For this exercise, print all of the entries exactly as given.

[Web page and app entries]
* * *

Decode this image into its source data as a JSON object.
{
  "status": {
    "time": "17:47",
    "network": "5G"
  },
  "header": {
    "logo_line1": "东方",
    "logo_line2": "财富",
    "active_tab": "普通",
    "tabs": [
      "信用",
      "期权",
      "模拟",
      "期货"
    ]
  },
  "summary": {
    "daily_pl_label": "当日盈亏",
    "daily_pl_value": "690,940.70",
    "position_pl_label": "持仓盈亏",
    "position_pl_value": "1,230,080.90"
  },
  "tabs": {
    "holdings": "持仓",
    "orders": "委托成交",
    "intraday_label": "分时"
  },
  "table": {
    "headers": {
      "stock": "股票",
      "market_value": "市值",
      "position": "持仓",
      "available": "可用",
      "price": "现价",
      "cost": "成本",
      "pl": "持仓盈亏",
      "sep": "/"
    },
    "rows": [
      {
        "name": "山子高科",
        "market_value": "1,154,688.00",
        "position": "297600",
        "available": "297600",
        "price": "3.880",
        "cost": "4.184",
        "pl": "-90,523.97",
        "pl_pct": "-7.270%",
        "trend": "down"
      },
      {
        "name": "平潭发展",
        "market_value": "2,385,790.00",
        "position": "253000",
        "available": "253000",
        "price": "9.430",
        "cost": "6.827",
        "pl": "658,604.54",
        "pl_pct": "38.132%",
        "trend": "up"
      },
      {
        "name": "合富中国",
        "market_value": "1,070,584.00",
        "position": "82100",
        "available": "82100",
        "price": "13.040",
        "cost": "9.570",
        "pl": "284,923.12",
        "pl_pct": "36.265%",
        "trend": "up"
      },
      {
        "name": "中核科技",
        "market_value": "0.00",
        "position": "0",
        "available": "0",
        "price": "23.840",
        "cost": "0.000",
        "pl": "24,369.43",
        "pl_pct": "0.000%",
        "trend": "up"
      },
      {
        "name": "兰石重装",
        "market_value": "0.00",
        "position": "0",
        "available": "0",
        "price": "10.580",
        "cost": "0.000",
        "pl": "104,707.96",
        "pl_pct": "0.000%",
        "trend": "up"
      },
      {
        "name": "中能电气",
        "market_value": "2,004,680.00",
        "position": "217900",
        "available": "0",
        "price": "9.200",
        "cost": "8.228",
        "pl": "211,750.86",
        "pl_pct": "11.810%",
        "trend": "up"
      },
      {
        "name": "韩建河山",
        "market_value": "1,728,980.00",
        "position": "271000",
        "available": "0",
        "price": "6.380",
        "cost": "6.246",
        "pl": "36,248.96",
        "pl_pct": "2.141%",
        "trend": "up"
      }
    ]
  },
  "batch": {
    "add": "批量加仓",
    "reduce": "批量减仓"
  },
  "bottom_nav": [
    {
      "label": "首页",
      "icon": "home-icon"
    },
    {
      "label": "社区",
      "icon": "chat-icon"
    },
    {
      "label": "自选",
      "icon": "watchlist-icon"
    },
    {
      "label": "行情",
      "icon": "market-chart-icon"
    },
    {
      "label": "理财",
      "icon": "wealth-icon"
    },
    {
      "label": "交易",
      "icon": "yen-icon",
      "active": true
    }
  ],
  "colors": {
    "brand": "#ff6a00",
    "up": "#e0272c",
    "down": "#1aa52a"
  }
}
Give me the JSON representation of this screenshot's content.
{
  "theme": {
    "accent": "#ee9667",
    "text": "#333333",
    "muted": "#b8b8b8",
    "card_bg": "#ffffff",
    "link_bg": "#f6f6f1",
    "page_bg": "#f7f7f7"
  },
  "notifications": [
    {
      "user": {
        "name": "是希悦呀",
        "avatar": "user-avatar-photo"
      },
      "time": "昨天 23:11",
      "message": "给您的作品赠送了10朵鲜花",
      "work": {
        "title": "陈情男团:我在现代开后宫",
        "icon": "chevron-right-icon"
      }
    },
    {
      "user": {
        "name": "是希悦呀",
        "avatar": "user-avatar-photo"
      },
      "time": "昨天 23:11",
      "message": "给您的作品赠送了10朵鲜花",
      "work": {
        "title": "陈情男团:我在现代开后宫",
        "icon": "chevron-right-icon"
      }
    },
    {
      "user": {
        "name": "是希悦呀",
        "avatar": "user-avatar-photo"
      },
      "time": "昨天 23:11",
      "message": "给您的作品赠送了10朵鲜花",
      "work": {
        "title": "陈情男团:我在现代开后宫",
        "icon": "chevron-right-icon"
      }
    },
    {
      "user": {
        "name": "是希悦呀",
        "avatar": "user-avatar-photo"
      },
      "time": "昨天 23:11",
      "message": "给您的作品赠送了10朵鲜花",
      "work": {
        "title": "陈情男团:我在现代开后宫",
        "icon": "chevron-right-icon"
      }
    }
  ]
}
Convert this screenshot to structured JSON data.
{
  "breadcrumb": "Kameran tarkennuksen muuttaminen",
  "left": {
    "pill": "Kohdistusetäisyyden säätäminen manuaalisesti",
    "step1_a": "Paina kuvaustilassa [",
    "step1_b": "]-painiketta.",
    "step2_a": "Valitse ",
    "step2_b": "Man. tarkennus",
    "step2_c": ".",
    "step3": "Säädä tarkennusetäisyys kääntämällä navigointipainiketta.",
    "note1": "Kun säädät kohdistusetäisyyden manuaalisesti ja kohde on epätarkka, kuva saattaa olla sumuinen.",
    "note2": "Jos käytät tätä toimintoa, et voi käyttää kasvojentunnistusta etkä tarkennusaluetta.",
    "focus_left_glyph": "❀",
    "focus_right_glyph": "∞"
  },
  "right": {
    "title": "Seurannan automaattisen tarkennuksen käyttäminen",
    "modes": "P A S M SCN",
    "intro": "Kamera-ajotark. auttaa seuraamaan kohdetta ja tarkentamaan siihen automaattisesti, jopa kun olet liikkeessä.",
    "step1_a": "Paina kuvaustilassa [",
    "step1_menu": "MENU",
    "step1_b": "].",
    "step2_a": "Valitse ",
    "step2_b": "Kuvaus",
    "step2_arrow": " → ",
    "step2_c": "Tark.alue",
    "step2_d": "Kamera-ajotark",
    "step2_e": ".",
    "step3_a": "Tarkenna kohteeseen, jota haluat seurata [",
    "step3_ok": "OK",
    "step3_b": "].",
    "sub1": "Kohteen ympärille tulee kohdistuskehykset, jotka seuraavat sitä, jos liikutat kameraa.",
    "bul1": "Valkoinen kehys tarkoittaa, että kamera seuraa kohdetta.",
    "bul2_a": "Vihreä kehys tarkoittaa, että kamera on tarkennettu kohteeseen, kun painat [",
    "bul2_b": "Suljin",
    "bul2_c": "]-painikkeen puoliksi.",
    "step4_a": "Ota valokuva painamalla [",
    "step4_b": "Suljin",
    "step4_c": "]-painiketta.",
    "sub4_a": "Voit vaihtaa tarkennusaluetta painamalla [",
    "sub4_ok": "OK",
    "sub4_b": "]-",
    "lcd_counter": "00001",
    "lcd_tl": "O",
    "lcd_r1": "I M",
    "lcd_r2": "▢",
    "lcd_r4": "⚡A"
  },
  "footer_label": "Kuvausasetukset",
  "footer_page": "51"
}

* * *

[Exercise output]
Decode this image into its source data as a JSON object.
{
  "status": {
    "time": "17:47",
    "network": "5G"
  },
  "header": {
    "logo_line1": "东方",
    "logo_line2": "财富",
    "active_tab": "普通",
    "tabs": [
      "信用",
      "期权",
      "模拟",
      "期货"
    ]
  },
  "summary": {
    "daily_pl_label": "当日盈亏",
    "daily_pl_value": "690,940.70",
    "position_pl_label": "持仓盈亏",
    "position_pl_value": "1,230,080.90"
  },
  "tabs": {
    "holdings": "持仓",
    "orders": "委托成交",
    "intraday_label": "分时"
  },
  "table": {
    "headers": {
      "stock": "股票",
      "market_value": "市值",
      "position": "持仓",
      "available": "可用",
      "price": "现价",
      "cost": "成本",
      "pl": "持仓盈亏",
      "sep": "/"
    },
    "rows": [
      {
        "name": "山子高科",
        "market_value": "1,154,688.00",
        "position": "297600",
        "available": "297600",
        "price": "3.880",
        "cost": "4.184",
        "pl": "-90,523.97",
        "pl_pct": "-7.270%",
        "trend": "down"
      },
      {
        "name": "平潭发展",
        "market_value": "2,385,790.00",
        "position": "253000",
        "available": "253000",
        "price": "9.430",
        "cost": "6.827",
        "pl": "658,604.54",
        "pl_pct": "38.132%",
        "trend": "up"
      },
      {
        "name": "合富中国",
        "market_value": "1,070,584.00",
        "position": "82100",
        "available": "82100",
        "price": "13.040",
        "cost": "9.570",
        "pl": "284,923.12",
        "pl_pct": "36.265%",
        "trend": "up"
      },
      {
        "name": "中核科技",
        "market_value": "0.00",
        "position": "0",
        "available": "0",
        "price": "23.840",
        "cost": "0.000",
        "pl": "24,369.43",
        "pl_pct": "0.000%",
        "trend": "up"
      },
      {
        "name": "兰石重装",
        "market_value": "0.00",
        "position": "0",
        "available": "0",
        "price": "10.580",
        "cost": "0.000",
        "pl": "104,707.96",
        "pl_pct": "0.000%",
        "trend": "up"
      },
      {
        "name": "中能电气",
        "market_value": "2,004,680.00",
        "position": "217900",
        "available": "0",
        "price": "9.200",
        "cost": "8.228",
        "pl": "211,750.86",
        "pl_pct": "11.810%",
        "trend": "up"
      },
      {
        "name": "韩建河山",
        "market_value": "1,728,980.00",
        "position": "271000",
        "available": "0",
        "price": "6.380",
        "cost": "6.246",
        "pl": "36,248.96",
        "pl_pct": "2.141%",
        "trend": "up"
      }
    ]
  },
  "batch": {
    "add": "批量加仓",
    "reduce": "批量减仓"
  },
  "bottom_nav": [
    {
      "label": "首页",
      "icon": "home-icon"
    },
    {
      "label": "社区",
      "icon": "chat-icon"
    },
    {
      "label": "自选",
      "icon": "watchlist-icon"
    },
    {
      "label": "行情",
      "icon": "market-chart-icon"
    },
    {
      "label": "理财",
      "icon": "wealth-icon"
    },
    {
      "label": "交易",
      "icon": "yen-icon",
      "active": true
    }
  ],
  "colors": {
    "brand": "#ff6a00",
    "up": "#e0272c",
    "down": "#1aa52a"
  }
}
Give me the JSON representation of this screenshot's content.
{
  "theme": {
    "accent": "#ee9667",
    "text": "#333333",
    "muted": "#b8b8b8",
    "card_bg": "#ffffff",
    "link_bg": "#f6f6f1",
    "page_bg": "#f7f7f7"
  },
  "notifications": [
    {
      "user": {
        "name": "是希悦呀",
        "avatar": "user-avatar-photo"
      },
      "time": "昨天 23:11",
      "message": "给您的作品赠送了10朵鲜花",
      "work": {
        "title": "陈情男团:我在现代开后宫",
        "icon": "chevron-right-icon"
      }
    },
    {
      "user": {
        "name": "是希悦呀",
        "avatar": "user-avatar-photo"
      },
      "time": "昨天 23:11",
      "message": "给您的作品赠送了10朵鲜花",
      "work": {
        "title": "陈情男团:我在现代开后宫",
        "icon": "chevron-right-icon"
      }
    },
    {
      "user": {
        "name": "是希悦呀",
        "avatar": "user-avatar-photo"
      },
      "time": "昨天 23:11",
      "message": "给您的作品赠送了10朵鲜花",
      "work": {
        "title": "陈情男团:我在现代开后宫",
        "icon": "chevron-right-icon"
      }
    },
    {
      "user": {
        "name": "是希悦呀",
        "avatar": "user-avatar-photo"
      },
      "time": "昨天 23:11",
      "message": "给您的作品赠送了10朵鲜花",
      "work": {
        "title": "陈情男团:我在现代开后宫",
        "icon": "chevron-right-icon"
      }
    }
  ]
}
Convert this screenshot to structured JSON data.
{
  "breadcrumb": "Kameran tarkennuksen muuttaminen",
  "left": {
    "pill": "Kohdistusetäisyyden säätäminen manuaalisesti",
    "step1_a": "Paina kuvaustilassa [",
    "step1_b": "]-painiketta.",
    "step2_a": "Valitse ",
    "step2_b": "Man. tarkennus",
    "step2_c": ".",
    "step3": "Säädä tarkennusetäisyys kääntämällä navigointipainiketta.",
    "note1": "Kun säädät kohdistusetäisyyden manuaalisesti ja kohde on epätarkka, kuva saattaa olla sumuinen.",
    "note2": "Jos käytät tätä toimintoa, et voi käyttää kasvojentunnistusta etkä tarkennusaluetta.",
    "focus_left_glyph": "❀",
    "focus_right_glyph": "∞"
  },
  "right": {
    "title": "Seurannan automaattisen tarkennuksen käyttäminen",
    "modes": "P A S M SCN",
    "intro": "Kamera-ajotark. auttaa seuraamaan kohdetta ja tarkentamaan siihen automaattisesti, jopa kun olet liikkeessä.",
    "step1_a": "Paina kuvaustilassa [",
    "step1_menu": "MENU",
    "step1_b": "].",
    "step2_a": "Valitse ",
    "step2_b": "Kuvaus",
    "step2_arrow": " → ",
    "step2_c": "Tark.alue",
    "step2_d": "Kamera-ajotark",
    "step2_e": ".",
    "step3_a": "Tarkenna kohteeseen, jota haluat seurata [",
    "step3_ok": "OK",
    "step3_b": "].",
    "sub1": "Kohteen ympärille tulee kohdistuskehykset, jotka seuraavat sitä, jos liikutat kameraa.",
    "bul1": "Valkoinen kehys tarkoittaa, että kamera seuraa kohdetta.",
    "bul2_a": "Vihreä kehys tarkoittaa, että kamera on tarkennettu kohteeseen, kun painat [",
    "bul2_b": "Suljin",
    "bul2_c": "]-painikkeen puoliksi.",
    "step4_a": "Ota valokuva painamalla [",
    "step4_b": "Suljin",
    "step4_c": "]-painiketta.",
    "sub4_a": "Voit vaihtaa tarkennusaluetta painamalla [",
    "sub4_ok": "OK",
    "sub4_b": "]-",
    "lcd_counter": "00001",
    "lcd_tl": "O",
    "lcd_r1": "I M",
    "lcd_r2": "▢",
    "lcd_r4": "⚡A"
  },
  "footer_label": "Kuvausasetukset",
  "footer_page": "51"
}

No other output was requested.